* **Activity**: Filter on the word "kind": copy each matching line from the listing below.

Segment Open

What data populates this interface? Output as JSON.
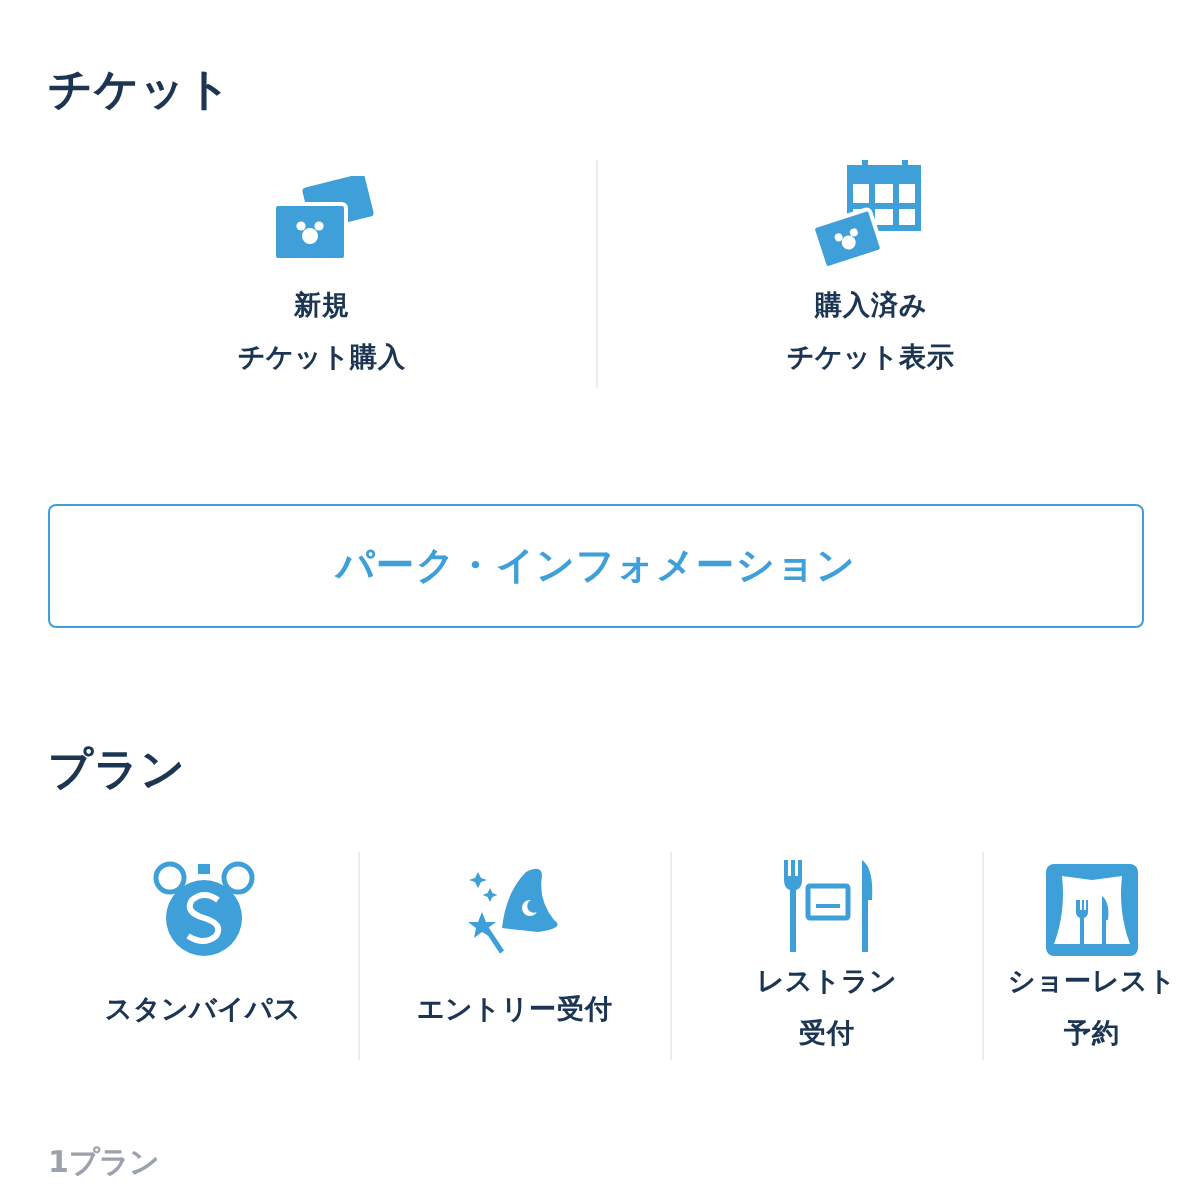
{
  "ticket_section": {
    "title": "チケット",
    "tiles": [
      {
        "lines": [
          "新規",
          "チケット購入"
        ]
      },
      {
        "lines": [
          "購入済み",
          "チケット表示"
        ]
      }
    ]
  },
  "park_info_button": {
    "label": "パーク・インフォメーション"
  },
  "plan_section": {
    "title": "プラン",
    "tiles": [
      {
        "lines": [
          "スタンバイパス"
        ]
      },
      {
        "lines": [
          "エントリー受付"
        ]
      },
      {
        "lines": [
          "レストラン",
          "受付"
        ]
      },
      {
        "lines": [
          "ショーレスト",
          "予約"
        ]
      }
    ]
  },
  "plan_count": "1プラン"
}
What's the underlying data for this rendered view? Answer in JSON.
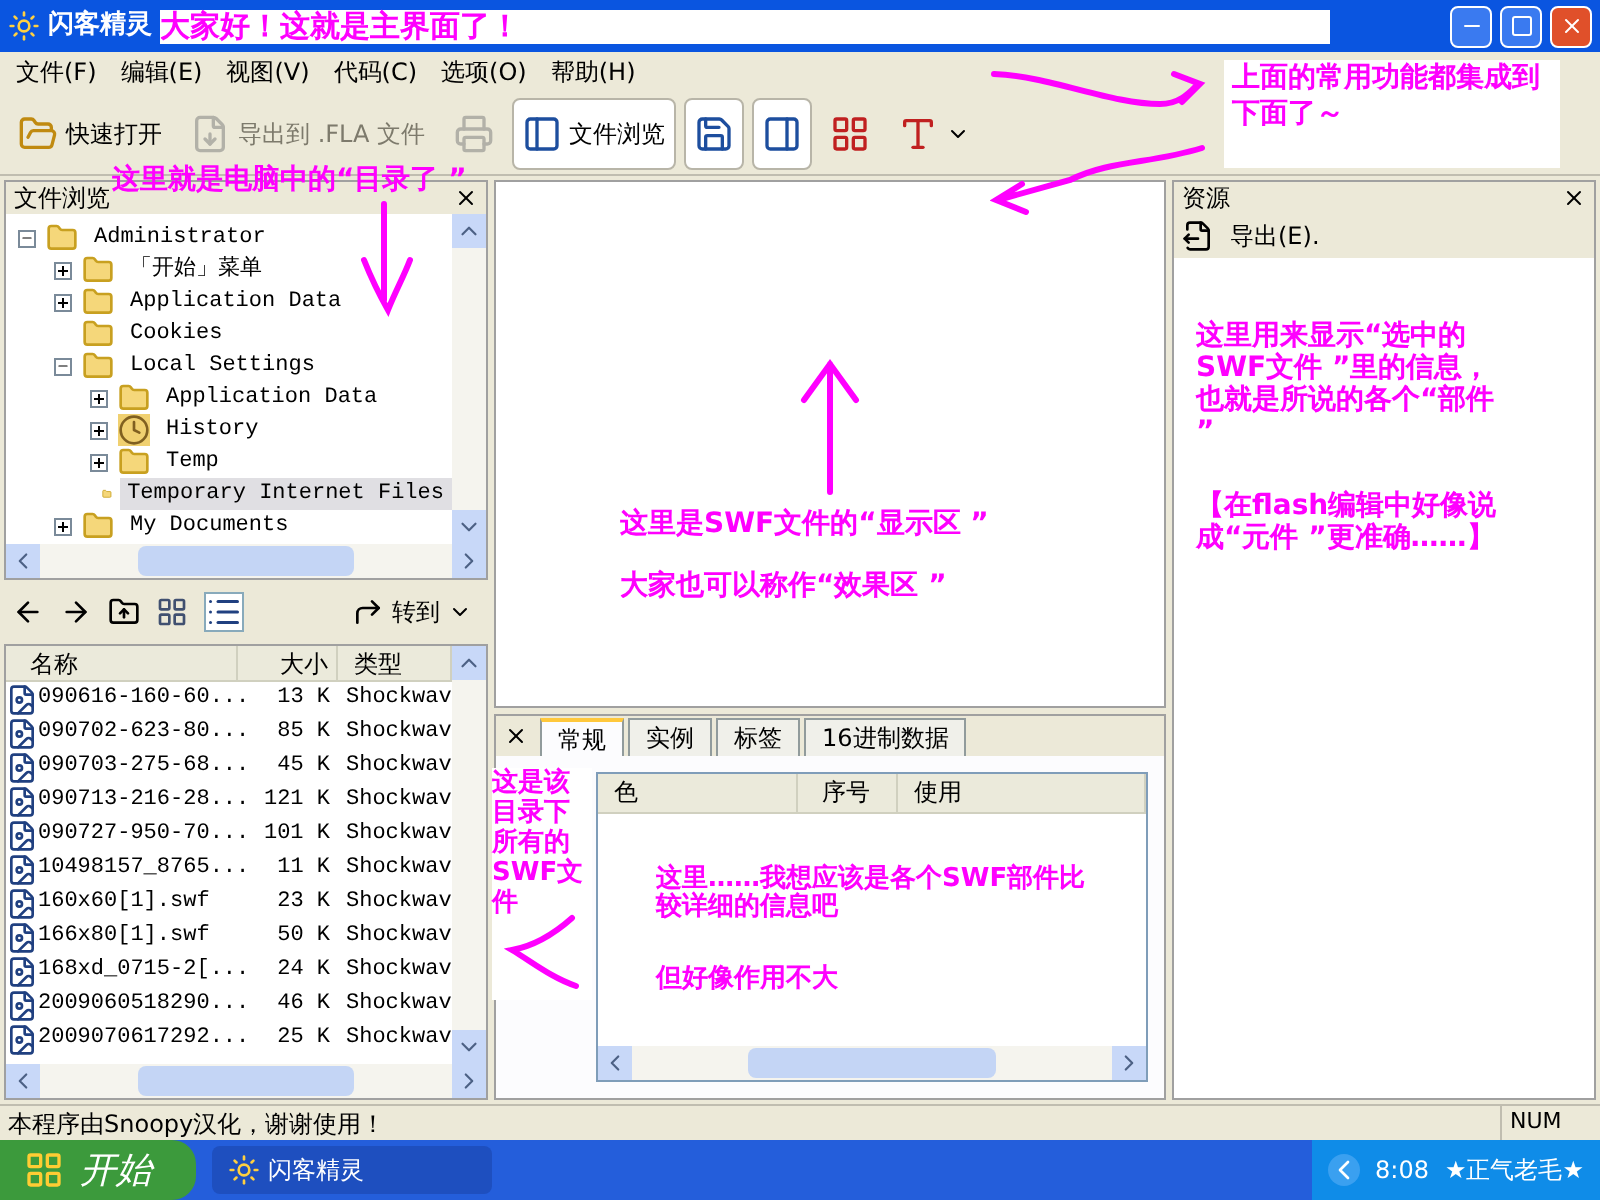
{
  "window": {
    "title": "闪客精灵"
  },
  "menu": [
    "文件(F)",
    "编辑(E)",
    "视图(V)",
    "代码(C)",
    "选项(O)",
    "帮助(H)"
  ],
  "toolbar": [
    {
      "kind": "open",
      "label": "快速打开",
      "disabled": false,
      "selected": false
    },
    {
      "kind": "export",
      "label": "导出到 .FLA 文件",
      "disabled": true,
      "selected": false
    },
    {
      "kind": "print",
      "disabled": true,
      "selected": false
    },
    {
      "kind": "browse",
      "label": "文件浏览",
      "disabled": false,
      "selected": true
    },
    {
      "kind": "display",
      "disabled": false,
      "selected": true
    },
    {
      "kind": "resources",
      "disabled": false,
      "selected": true
    },
    {
      "kind": "colors",
      "disabled": false,
      "selected": false
    },
    {
      "kind": "font",
      "disabled": false,
      "selected": false
    }
  ],
  "file_browser": {
    "title": "文件浏览",
    "tree": [
      {
        "label": "Administrator",
        "expanded": true,
        "selected": false,
        "children": [
          {
            "label": "「开始」菜单",
            "expanded": false,
            "selected": false
          },
          {
            "label": "Application Data",
            "expanded": false,
            "selected": false
          },
          {
            "label": "Cookies",
            "selected": false
          },
          {
            "label": "Local Settings",
            "expanded": true,
            "selected": false,
            "children": [
              {
                "label": "Application Data",
                "expanded": false,
                "selected": false
              },
              {
                "label": "History",
                "kind": "history",
                "expanded": false,
                "selected": false
              },
              {
                "label": "Temp",
                "expanded": false,
                "selected": false
              },
              {
                "label": "Temporary Internet Files",
                "selected": true
              }
            ]
          },
          {
            "label": "My Documents",
            "expanded": false,
            "selected": false
          }
        ]
      }
    ]
  },
  "file_list": {
    "goto": "转到",
    "columns": [
      "名称",
      "大小",
      "类型"
    ],
    "rows": [
      [
        "090616-160-60...",
        "13 K",
        "Shockwav"
      ],
      [
        "090702-623-80...",
        "85 K",
        "Shockwav"
      ],
      [
        "090703-275-68...",
        "45 K",
        "Shockwav"
      ],
      [
        "090713-216-28...",
        "121 K",
        "Shockwav"
      ],
      [
        "090727-950-70...",
        "101 K",
        "Shockwav"
      ],
      [
        "10498157_8765...",
        "11 K",
        "Shockwav"
      ],
      [
        "160x60[1].swf",
        "23 K",
        "Shockwav"
      ],
      [
        "166x80[1].swf",
        "50 K",
        "Shockwav"
      ],
      [
        "168xd_0715-2[...",
        "24 K",
        "Shockwav"
      ],
      [
        "2009060518290...",
        "46 K",
        "Shockwav"
      ],
      [
        "2009070617292...",
        "25 K",
        "Shockwav"
      ]
    ]
  },
  "details": {
    "tabs": [
      {
        "label": "常规",
        "selected": true
      },
      {
        "label": "实例",
        "selected": false
      },
      {
        "label": "标签",
        "selected": false
      },
      {
        "label": "16进制数据",
        "selected": false
      }
    ],
    "columns": [
      "色",
      "序号",
      "使用"
    ]
  },
  "resources": {
    "title": "资源",
    "export": "导出(E)."
  },
  "status_bar": {
    "message": "本程序由Snoopy汉化，谢谢使用！",
    "num": "NUM"
  },
  "taskbar": {
    "start": "开始",
    "task": "闪客精灵",
    "time": "8:08",
    "user": "★正气老毛★"
  },
  "annotations": {
    "title": "大家好！这就是主界面了！",
    "toolbar": "上面的常用功能都集成到下面了～",
    "tree": "这里就是电脑中的“目录了 ”",
    "display": [
      "这里是SWF文件的“显示区 ”",
      "大家也可以称作“效果区 ”"
    ],
    "list": "这是该目录下所有的SWF文件",
    "details": [
      "这里……我想应该是各个SWF部件比较详细的信息吧",
      "但好像作用不大"
    ],
    "resources": [
      "这里用来显示“选中的SWF文件 ”里的信息，也就是所说的各个“部件 ”",
      "【在flash编辑中好像说成“元件 ”更准确……】"
    ]
  }
}
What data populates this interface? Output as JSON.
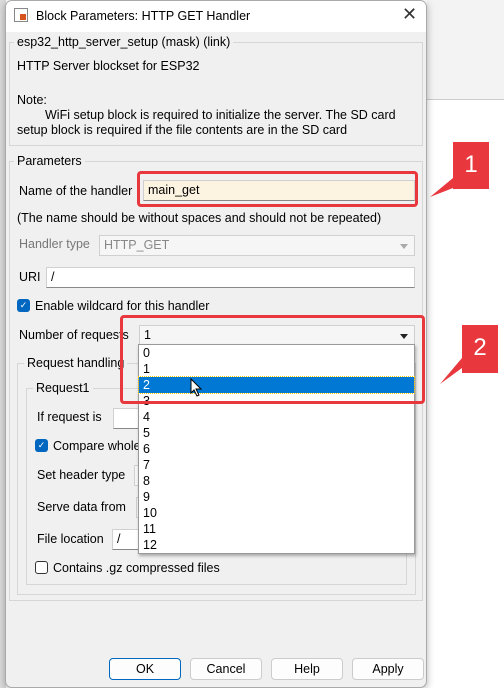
{
  "window": {
    "title": "Block Parameters: HTTP GET Handler"
  },
  "mask": {
    "legend": "esp32_http_server_setup (mask) (link)",
    "description": "HTTP Server blockset for ESP32",
    "note_label": "Note:",
    "note_line1": "WiFi setup block is required to initialize the server. The SD card",
    "note_line2": "setup block is required if the file contents are in the SD card"
  },
  "parameters": {
    "legend": "Parameters",
    "handler_name_label": "Name of the handler",
    "handler_name_value": "main_get",
    "handler_name_hint": "(The name should be without spaces and should not be repeated)",
    "handler_type_label": "Handler type",
    "handler_type_value": "HTTP_GET",
    "uri_label": "URI",
    "uri_value": "/",
    "wildcard_label": "Enable wildcard for this handler",
    "wildcard_checked": true,
    "num_requests_label": "Number of requests",
    "num_requests_value": "1",
    "num_requests_options": [
      "0",
      "1",
      "2",
      "3",
      "4",
      "5",
      "6",
      "7",
      "8",
      "9",
      "10",
      "11",
      "12"
    ],
    "num_requests_highlighted": "2"
  },
  "request_handling": {
    "legend": "Request handling",
    "request1": {
      "legend": "Request1",
      "if_request_label": "If request is",
      "compare_label": "Compare whole",
      "compare_checked": true,
      "header_type_label": "Set header type",
      "serve_from_label": "Serve data from",
      "file_location_label": "File location",
      "file_location_value": "/",
      "gz_label": "Contains .gz compressed files",
      "gz_checked": false
    }
  },
  "buttons": {
    "ok": "OK",
    "cancel": "Cancel",
    "help": "Help",
    "apply": "Apply"
  },
  "annotations": {
    "callout1": "1",
    "callout2": "2"
  },
  "colors": {
    "accent": "#0067c0",
    "highlight_box": "#e8383d",
    "name_field_bg": "#fdf3e1"
  }
}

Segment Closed

* **Written response**:
      "kind": "open",
      "kind": "export",
      "kind": "print",
      "kind": "browse",
      "kind": "display",
      "kind": "resources",
      "kind": "colors",
      "kind": "font",
                "kind": "history",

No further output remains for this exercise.